“There are times in everyone’s life when something constructive is born out of adversity…when things seem so bad that you’ve got to grab your fate by the shoulders and shake it.”
When I was in Australia last year I met Tyler Mitchell. We were at a working lunch organised by Igniting Change to discuss criminal justice reform. Together with a group of business leaders and philanthropists, as well as people who had experienced the criminal justice system first hand, we debated how more can be done to support people when they come out of prison.
Tyler was one of those who had been in Port Phillip Prison’s Juvenile Justice Unit, which Virgin Unite has long been a supporter of. He shared his moving story of how he fell into the drug trade and made many mistakes as a young man. But, with the support of Jane Tewson from Igniting Change, Anne Hooker, who created and runs the Youth Unit at Port Phillip Prison, and others, Tyler has turned his life around.
He had always been passionate about fitness; it was his way to escape other aspects of his life, feel good about himself and stimulate some positive momentum. I’ve always believed that people should follow their passions and success will follow – that’s what Tyler is trying to do. He started a workout clothing business called Beast & Beauty, which creates bold, functional activewear that moulds around your physique.
Tyler explained how following his passion is helping him to become the best form of himself. I can certainly relate to that; it is often when we pursue our dreams that we are most open, most alive and most eager to work with others to make positive changes for all.
Stories like Tyler’s are inspiring, and I believe entrepreneurship has a huge role to play in breaking the cycle of recidivism.
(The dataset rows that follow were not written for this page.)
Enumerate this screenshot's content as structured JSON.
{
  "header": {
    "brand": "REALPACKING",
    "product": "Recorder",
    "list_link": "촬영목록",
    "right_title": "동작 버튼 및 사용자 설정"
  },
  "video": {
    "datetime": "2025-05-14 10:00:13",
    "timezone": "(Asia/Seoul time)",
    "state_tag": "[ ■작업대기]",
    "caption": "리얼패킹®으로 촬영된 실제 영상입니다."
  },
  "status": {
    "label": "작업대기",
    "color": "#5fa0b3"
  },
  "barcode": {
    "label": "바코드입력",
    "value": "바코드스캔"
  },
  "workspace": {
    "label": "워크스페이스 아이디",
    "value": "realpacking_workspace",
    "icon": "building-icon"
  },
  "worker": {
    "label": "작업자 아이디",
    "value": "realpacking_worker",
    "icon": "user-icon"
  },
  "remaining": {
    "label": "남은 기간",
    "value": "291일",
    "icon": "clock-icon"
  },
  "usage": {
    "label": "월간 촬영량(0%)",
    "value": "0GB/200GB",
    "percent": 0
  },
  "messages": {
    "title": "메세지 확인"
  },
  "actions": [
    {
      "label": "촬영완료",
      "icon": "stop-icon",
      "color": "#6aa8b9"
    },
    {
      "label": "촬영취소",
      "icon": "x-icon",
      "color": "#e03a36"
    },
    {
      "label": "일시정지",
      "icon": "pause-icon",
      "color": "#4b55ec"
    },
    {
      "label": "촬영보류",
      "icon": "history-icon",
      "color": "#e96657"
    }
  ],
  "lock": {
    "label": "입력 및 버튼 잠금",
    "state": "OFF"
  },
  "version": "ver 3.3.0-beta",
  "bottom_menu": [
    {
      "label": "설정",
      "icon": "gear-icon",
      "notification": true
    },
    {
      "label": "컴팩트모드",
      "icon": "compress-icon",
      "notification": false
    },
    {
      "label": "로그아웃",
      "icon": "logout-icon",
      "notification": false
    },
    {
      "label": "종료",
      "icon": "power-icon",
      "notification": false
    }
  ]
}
But all aspects of society need to support people who have been in the criminal justice system to help them become productive members of society.
This is especially true of businesses. As I have written before about Virgin and other companies’ work in this area, by giving people a better chance and the dignity of decent work, we can help reduce reoffending rates. By creating opportunities through employment, we can make a real difference to society at large.